* **Description of the task**
From the records below, copy each line that has the word "Shop" in it.

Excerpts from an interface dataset
——

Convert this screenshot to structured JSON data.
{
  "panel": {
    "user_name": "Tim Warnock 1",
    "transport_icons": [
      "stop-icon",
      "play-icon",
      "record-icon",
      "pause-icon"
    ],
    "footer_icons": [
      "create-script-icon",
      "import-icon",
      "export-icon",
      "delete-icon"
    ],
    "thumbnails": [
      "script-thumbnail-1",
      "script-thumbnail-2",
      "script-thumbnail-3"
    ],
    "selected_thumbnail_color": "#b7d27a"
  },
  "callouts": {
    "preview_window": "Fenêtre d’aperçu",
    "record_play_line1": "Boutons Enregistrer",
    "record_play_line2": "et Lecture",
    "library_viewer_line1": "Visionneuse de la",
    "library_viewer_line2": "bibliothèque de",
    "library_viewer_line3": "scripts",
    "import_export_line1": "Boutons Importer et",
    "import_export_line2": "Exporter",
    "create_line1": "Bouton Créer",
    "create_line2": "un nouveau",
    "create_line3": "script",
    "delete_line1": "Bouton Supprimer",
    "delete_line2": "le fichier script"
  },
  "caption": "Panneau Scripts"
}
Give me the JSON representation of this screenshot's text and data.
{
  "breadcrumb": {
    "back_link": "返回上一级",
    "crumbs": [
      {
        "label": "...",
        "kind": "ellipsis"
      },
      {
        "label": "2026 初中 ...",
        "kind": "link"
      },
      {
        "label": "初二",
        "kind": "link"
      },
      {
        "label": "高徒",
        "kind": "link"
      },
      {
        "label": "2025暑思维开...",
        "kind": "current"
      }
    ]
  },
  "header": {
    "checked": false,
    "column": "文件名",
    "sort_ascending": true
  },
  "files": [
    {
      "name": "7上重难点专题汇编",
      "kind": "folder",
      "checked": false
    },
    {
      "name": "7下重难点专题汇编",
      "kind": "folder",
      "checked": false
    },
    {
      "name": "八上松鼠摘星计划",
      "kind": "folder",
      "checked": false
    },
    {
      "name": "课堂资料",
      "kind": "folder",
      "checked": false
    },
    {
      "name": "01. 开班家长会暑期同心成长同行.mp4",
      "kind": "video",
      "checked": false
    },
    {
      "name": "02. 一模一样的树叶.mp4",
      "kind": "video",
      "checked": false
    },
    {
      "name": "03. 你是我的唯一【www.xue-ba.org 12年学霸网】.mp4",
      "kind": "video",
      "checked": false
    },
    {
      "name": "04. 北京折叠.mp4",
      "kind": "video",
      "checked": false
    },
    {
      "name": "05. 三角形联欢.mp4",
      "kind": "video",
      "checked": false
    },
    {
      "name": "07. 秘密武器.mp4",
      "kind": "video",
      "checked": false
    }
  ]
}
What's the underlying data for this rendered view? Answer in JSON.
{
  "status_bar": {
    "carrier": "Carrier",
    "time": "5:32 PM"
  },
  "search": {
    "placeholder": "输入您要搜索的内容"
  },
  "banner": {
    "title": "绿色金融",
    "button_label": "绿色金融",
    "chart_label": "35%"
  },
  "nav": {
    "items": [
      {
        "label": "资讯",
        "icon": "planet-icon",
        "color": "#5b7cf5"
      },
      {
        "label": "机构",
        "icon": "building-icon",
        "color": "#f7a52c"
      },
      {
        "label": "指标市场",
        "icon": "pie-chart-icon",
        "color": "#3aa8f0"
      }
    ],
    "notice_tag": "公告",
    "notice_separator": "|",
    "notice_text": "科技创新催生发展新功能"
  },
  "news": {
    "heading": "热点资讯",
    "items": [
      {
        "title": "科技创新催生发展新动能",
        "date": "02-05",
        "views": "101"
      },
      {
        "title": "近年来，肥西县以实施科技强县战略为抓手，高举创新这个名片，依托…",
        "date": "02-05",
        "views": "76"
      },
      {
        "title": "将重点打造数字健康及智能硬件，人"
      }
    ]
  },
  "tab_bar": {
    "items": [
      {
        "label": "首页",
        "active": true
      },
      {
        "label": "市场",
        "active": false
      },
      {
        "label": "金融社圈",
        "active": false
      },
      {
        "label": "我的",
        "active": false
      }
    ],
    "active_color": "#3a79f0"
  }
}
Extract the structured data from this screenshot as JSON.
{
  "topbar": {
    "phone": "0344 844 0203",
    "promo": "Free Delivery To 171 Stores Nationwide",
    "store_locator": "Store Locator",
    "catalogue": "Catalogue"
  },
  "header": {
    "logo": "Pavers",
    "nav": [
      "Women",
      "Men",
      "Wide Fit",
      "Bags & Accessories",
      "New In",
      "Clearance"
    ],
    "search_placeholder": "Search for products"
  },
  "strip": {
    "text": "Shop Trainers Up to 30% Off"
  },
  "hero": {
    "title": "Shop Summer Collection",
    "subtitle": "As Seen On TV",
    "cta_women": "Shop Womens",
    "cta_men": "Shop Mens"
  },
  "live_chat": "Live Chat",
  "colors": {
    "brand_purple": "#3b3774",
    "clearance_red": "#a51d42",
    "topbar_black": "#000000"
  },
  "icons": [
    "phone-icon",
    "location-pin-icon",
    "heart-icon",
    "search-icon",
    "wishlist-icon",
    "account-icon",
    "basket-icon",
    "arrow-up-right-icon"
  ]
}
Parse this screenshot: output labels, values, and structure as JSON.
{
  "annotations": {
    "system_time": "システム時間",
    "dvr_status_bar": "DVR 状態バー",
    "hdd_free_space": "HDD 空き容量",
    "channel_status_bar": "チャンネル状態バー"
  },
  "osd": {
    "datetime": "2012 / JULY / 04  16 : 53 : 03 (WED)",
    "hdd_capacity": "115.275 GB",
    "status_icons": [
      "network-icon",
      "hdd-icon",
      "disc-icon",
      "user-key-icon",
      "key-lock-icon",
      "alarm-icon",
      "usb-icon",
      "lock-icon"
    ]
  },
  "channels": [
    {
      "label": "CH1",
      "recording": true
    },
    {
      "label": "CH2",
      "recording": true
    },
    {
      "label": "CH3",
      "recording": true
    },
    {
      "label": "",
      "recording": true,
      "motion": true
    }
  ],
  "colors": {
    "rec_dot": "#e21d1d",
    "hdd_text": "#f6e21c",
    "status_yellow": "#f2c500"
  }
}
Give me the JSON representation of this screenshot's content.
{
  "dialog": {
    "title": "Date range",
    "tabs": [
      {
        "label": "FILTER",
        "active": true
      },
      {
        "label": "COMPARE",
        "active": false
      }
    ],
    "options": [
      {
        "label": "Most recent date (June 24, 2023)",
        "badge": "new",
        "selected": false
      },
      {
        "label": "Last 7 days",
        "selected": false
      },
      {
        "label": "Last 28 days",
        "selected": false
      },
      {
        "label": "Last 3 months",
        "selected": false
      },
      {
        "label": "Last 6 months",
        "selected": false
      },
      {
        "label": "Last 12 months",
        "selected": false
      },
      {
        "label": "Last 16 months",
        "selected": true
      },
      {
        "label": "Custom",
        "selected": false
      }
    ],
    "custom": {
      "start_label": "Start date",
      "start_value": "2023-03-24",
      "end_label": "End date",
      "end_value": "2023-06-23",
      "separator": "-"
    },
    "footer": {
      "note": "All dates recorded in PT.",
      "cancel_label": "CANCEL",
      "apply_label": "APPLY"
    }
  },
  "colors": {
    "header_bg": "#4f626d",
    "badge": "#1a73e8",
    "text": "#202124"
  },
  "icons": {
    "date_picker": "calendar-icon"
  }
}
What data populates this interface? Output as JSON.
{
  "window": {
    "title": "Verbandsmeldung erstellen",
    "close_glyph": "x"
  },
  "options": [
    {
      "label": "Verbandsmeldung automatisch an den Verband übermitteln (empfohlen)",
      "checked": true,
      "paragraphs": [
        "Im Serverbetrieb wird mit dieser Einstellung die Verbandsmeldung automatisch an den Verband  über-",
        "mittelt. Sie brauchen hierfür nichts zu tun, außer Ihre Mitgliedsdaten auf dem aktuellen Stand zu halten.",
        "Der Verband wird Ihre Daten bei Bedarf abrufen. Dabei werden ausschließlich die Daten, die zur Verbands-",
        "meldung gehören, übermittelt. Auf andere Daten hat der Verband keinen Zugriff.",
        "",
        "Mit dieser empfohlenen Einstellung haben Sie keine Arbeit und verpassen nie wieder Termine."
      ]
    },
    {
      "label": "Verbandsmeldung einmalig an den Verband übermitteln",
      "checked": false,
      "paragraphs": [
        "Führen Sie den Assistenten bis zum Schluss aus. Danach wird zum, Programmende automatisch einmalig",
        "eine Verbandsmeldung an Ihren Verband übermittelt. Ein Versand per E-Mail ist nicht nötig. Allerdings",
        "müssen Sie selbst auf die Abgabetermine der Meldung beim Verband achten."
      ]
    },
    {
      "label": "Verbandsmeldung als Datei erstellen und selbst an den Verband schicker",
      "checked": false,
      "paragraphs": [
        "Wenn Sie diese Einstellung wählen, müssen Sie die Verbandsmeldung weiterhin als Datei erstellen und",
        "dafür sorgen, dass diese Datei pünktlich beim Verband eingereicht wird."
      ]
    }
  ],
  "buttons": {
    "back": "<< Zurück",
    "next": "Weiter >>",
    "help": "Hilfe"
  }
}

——

* **Written answer**
    "text": "Shop Trainers Up to 30% Off"
    "title": "Shop Summer Collection",
    "cta_women": "Shop Womens",
    "cta_men": "Shop Mens"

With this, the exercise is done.